Try this: Aim to score 20–25 grams of protein and 50–100 grams of carbohydrates immediately following your workout, Pritchett says. Great post-workout options include 8 ounces of low-fat chocolate milk or a serving of Greek yogurt with strawberries and oatmeal.




If you’ve been exercising for any length of time, chances are you’ve identified one or two activities you really enjoy or feel comfortable doing. And that’s great! After all, if you like doing a certain activity, you’re more likely to stay consistent with it; a key for seeing progress. However, if you only do that activity, you not only miss out on the unique benefits conferred by other activities, but you risk overuse injuries.
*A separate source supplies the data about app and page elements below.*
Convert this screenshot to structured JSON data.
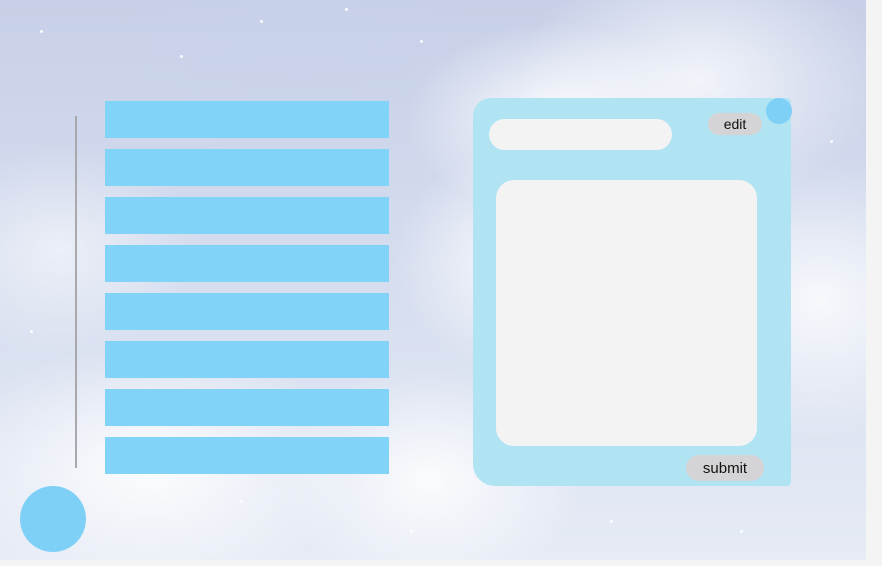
{
  "list": {
    "items": [
      {
        "label": ""
      },
      {
        "label": ""
      },
      {
        "label": ""
      },
      {
        "label": ""
      },
      {
        "label": ""
      },
      {
        "label": ""
      },
      {
        "label": ""
      },
      {
        "label": ""
      }
    ]
  },
  "editor": {
    "title_value": "",
    "body_value": "",
    "edit_label": "edit",
    "submit_label": "submit"
  },
  "colors": {
    "list_item": "#81d4f8",
    "panel": "#b0e4f3",
    "accent_circle": "#7fd0f7",
    "field": "#f3f3f4",
    "button": "#d4d4d6"
  },
  "icons": {
    "fab": "circle-button-icon",
    "corner": "circle-dot-icon"
  }
}
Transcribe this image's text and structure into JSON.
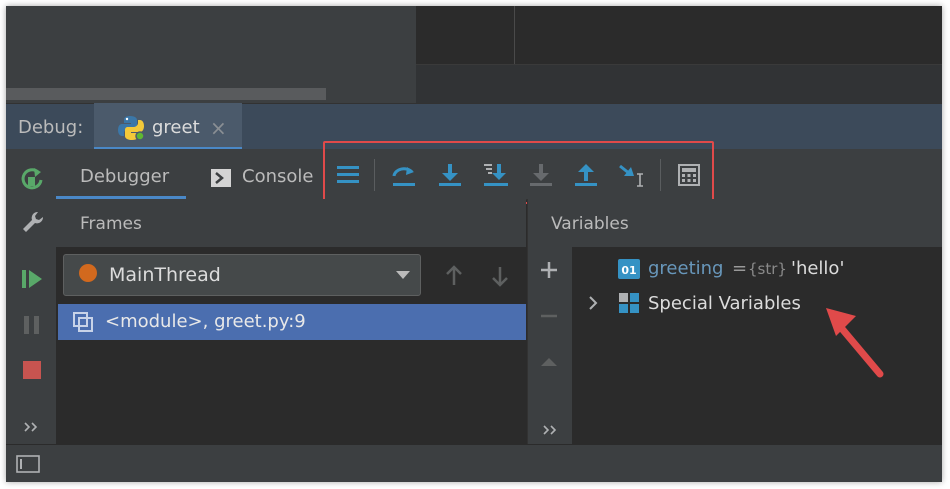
{
  "debug_bar": {
    "label": "Debug:",
    "tab_title": "greet",
    "close_glyph": "×"
  },
  "tabs": [
    {
      "label": "Debugger"
    },
    {
      "label": "Console"
    }
  ],
  "toolbar_icons": [
    "show-execution-point-icon",
    "step-over-icon",
    "step-into-icon",
    "step-into-my-code-icon",
    "force-step-into-icon",
    "step-out-icon",
    "run-to-cursor-icon",
    "evaluate-expression-icon"
  ],
  "frames": {
    "title": "Frames",
    "thread": "MainThread",
    "rows": [
      "<module>, greet.py:9"
    ]
  },
  "variables": {
    "title": "Variables",
    "items": [
      {
        "name": "greeting",
        "eq": "=",
        "type": "{str}",
        "value": "'hello'"
      },
      {
        "name": "Special Variables"
      }
    ]
  },
  "colors": {
    "accent": "#4a88c7",
    "selection": "#4b6eaf",
    "highlight_box": "#e04a4a",
    "annotation_arrow": "#e04a4a"
  }
}
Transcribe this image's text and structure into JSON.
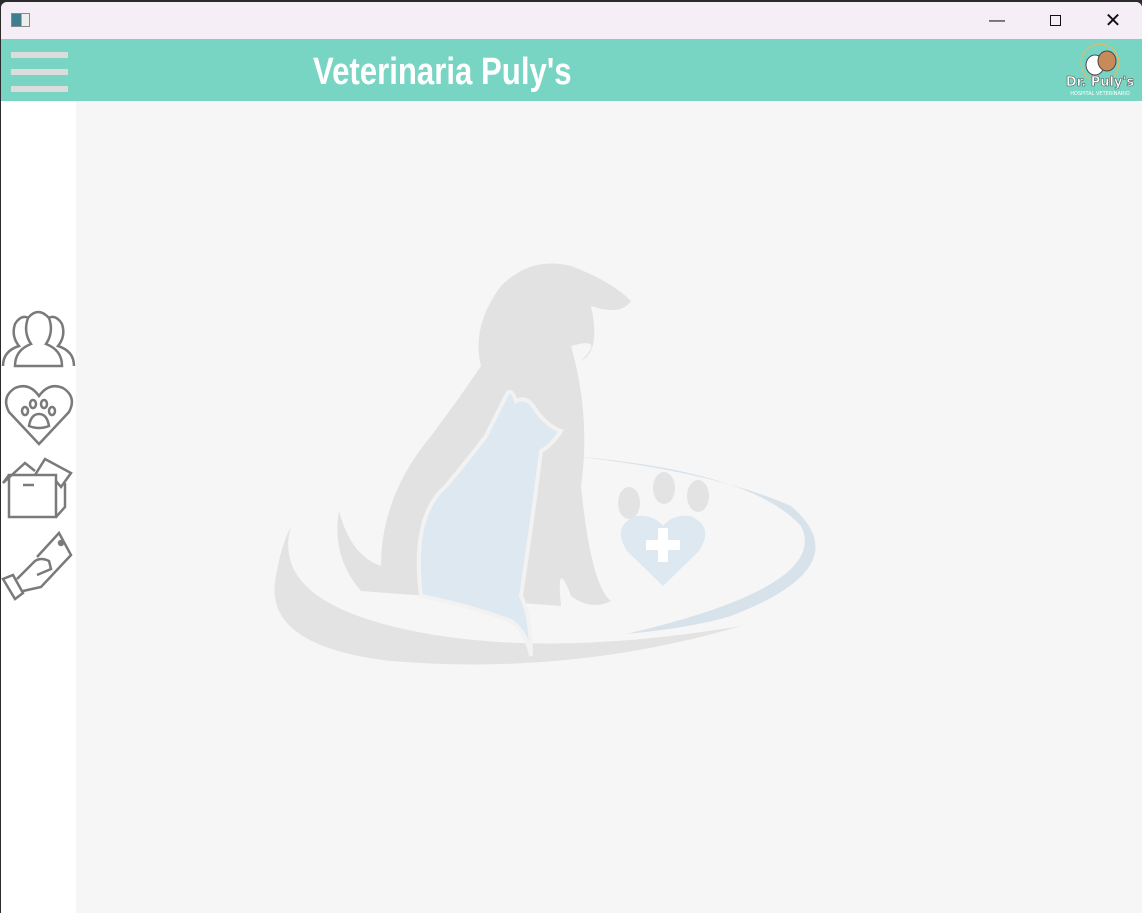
{
  "window": {
    "minimize_icon": "minimize-icon",
    "maximize_icon": "maximize-icon",
    "close_icon": "close-icon"
  },
  "header": {
    "title": "Veterinaria Puly's",
    "menu_icon": "hamburger-icon",
    "brand_logo_text": "Dr. Puly's",
    "brand_logo_subtext": "HOSPITAL VETERINARIO",
    "background": "#78d5c3"
  },
  "sidebar": {
    "items": [
      {
        "icon": "clients-icon"
      },
      {
        "icon": "pets-heart-paw-icon"
      },
      {
        "icon": "box-inventory-icon"
      },
      {
        "icon": "hand-money-payment-icon"
      }
    ]
  },
  "main": {
    "watermark": "dog-cat-paw-logo"
  }
}
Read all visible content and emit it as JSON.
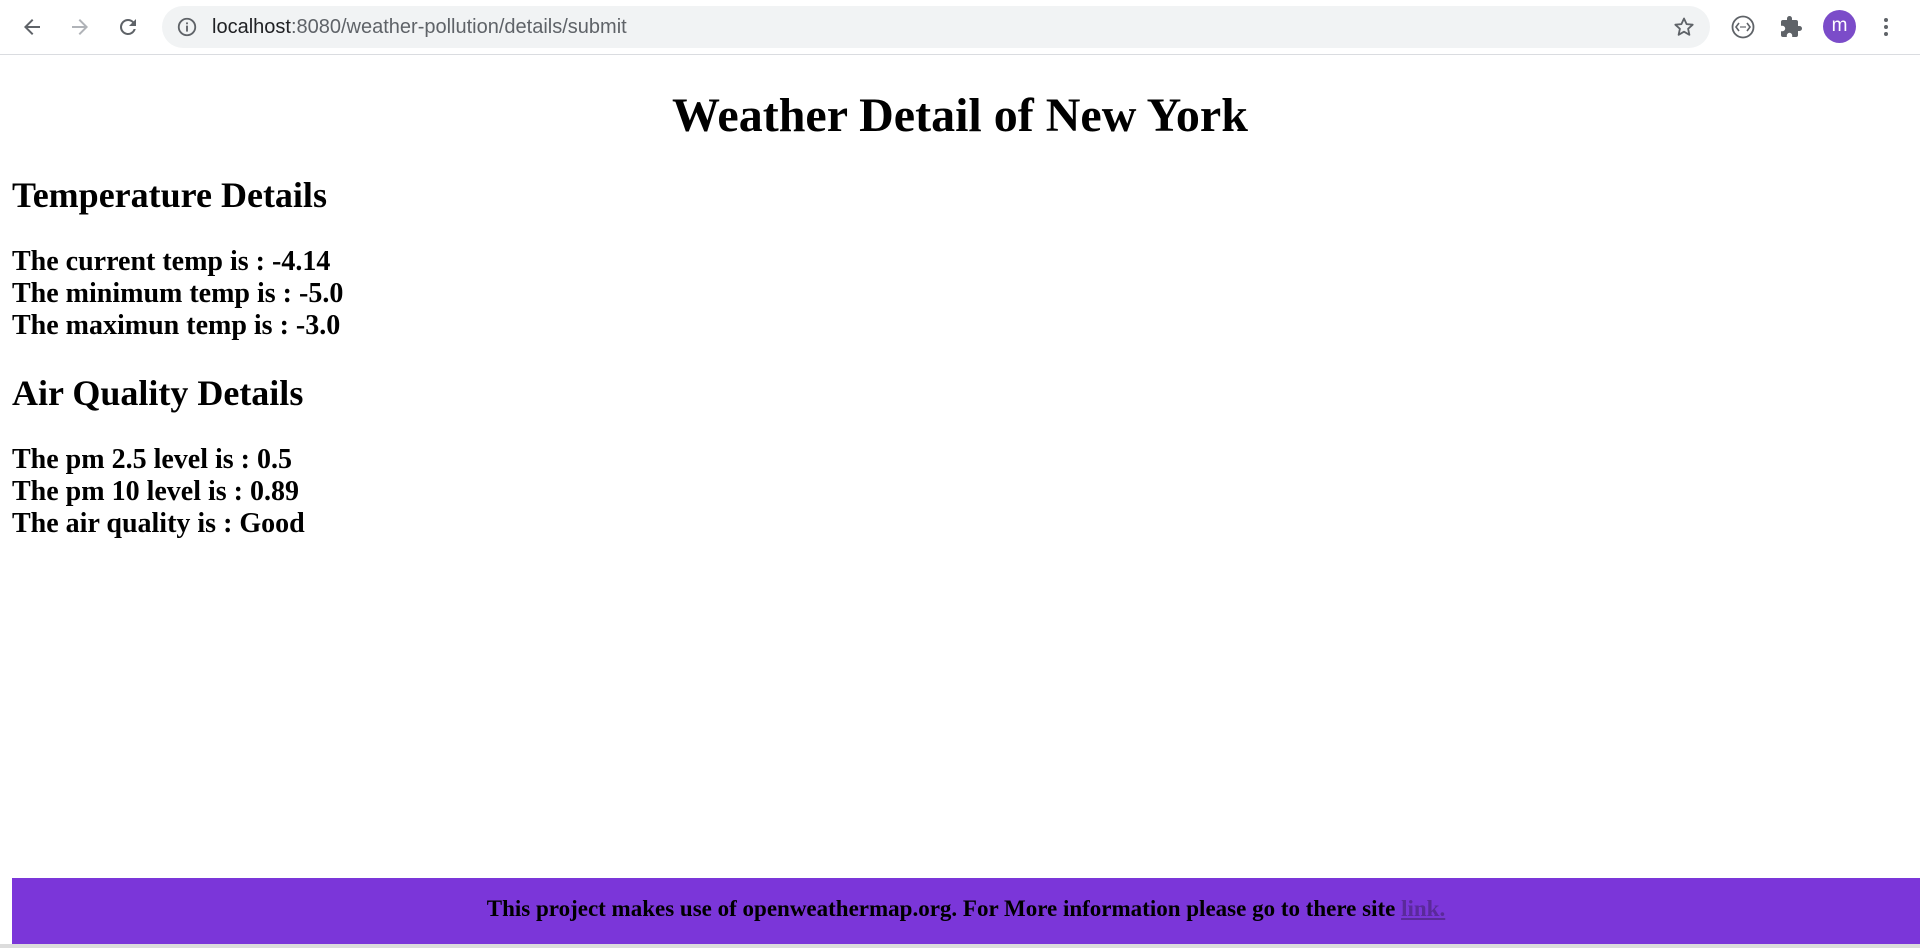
{
  "browser": {
    "url_host": "localhost",
    "url_rest": ":8080/weather-pollution/details/submit",
    "profile_initial": "m",
    "accent_color": "#7b4cc9"
  },
  "page": {
    "title": "Weather Detail of New York",
    "temperature": {
      "heading": "Temperature Details",
      "lines": [
        "The current temp is : -4.14",
        "The minimum temp is : -5.0",
        "The maximun temp is : -3.0"
      ]
    },
    "air_quality": {
      "heading": "Air Quality Details",
      "lines": [
        "The pm 2.5 level is : 0.5",
        "The pm 10 level is : 0.89",
        "The air quality is : Good"
      ]
    }
  },
  "footer": {
    "text": "This project makes use of openweathermap.org. For More information please go to there site ",
    "link_text": "link.",
    "background": "#7b36d9"
  },
  "icons": [
    "back-arrow-icon",
    "forward-arrow-icon",
    "reload-icon",
    "info-icon",
    "star-icon",
    "reading-mode-icon",
    "extensions-puzzle-icon",
    "kebab-menu-icon"
  ]
}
Runners, for example, are notorious for shying away from other forms of exercise, even if that activity can help prevent injury and improve performance. According to Aguiar, runners often avoid strength training in particular, thinking the added muscle will just weigh them down and slow their pace. In reality, the opposite is true. “The more muscle you have, the stronger each step of your stride is going to be, the more efficiently you’ll be able to move and the less of an impact it’s going to be on your joints,” Aguiar explains.

Try this: If you’re a runner, cyclist or swimmer, be sure to dedicate at least two days per week to strength and stability training. If you’re an avid lifter, Pilates or yoga will complement your training nicely, Aguiar says.

About the Author

Lauren Bedosky
Lauren Bedosky

Lauren is a freelance fitness writer who specializes in covering running and strength training topics. She writes for a variety of national publications, including Men’s HealthRunner’s WorldSHAPE and Women’s Running. She lives in Brooklyn Park, Minnesota, with her husband and their three dogs.


Never Miss a Post!

Turn on MyFitnessPal desktop notifications and stay up to date on the latest health and fitness advice.


Click the 'Allow' Button Above


You're all set.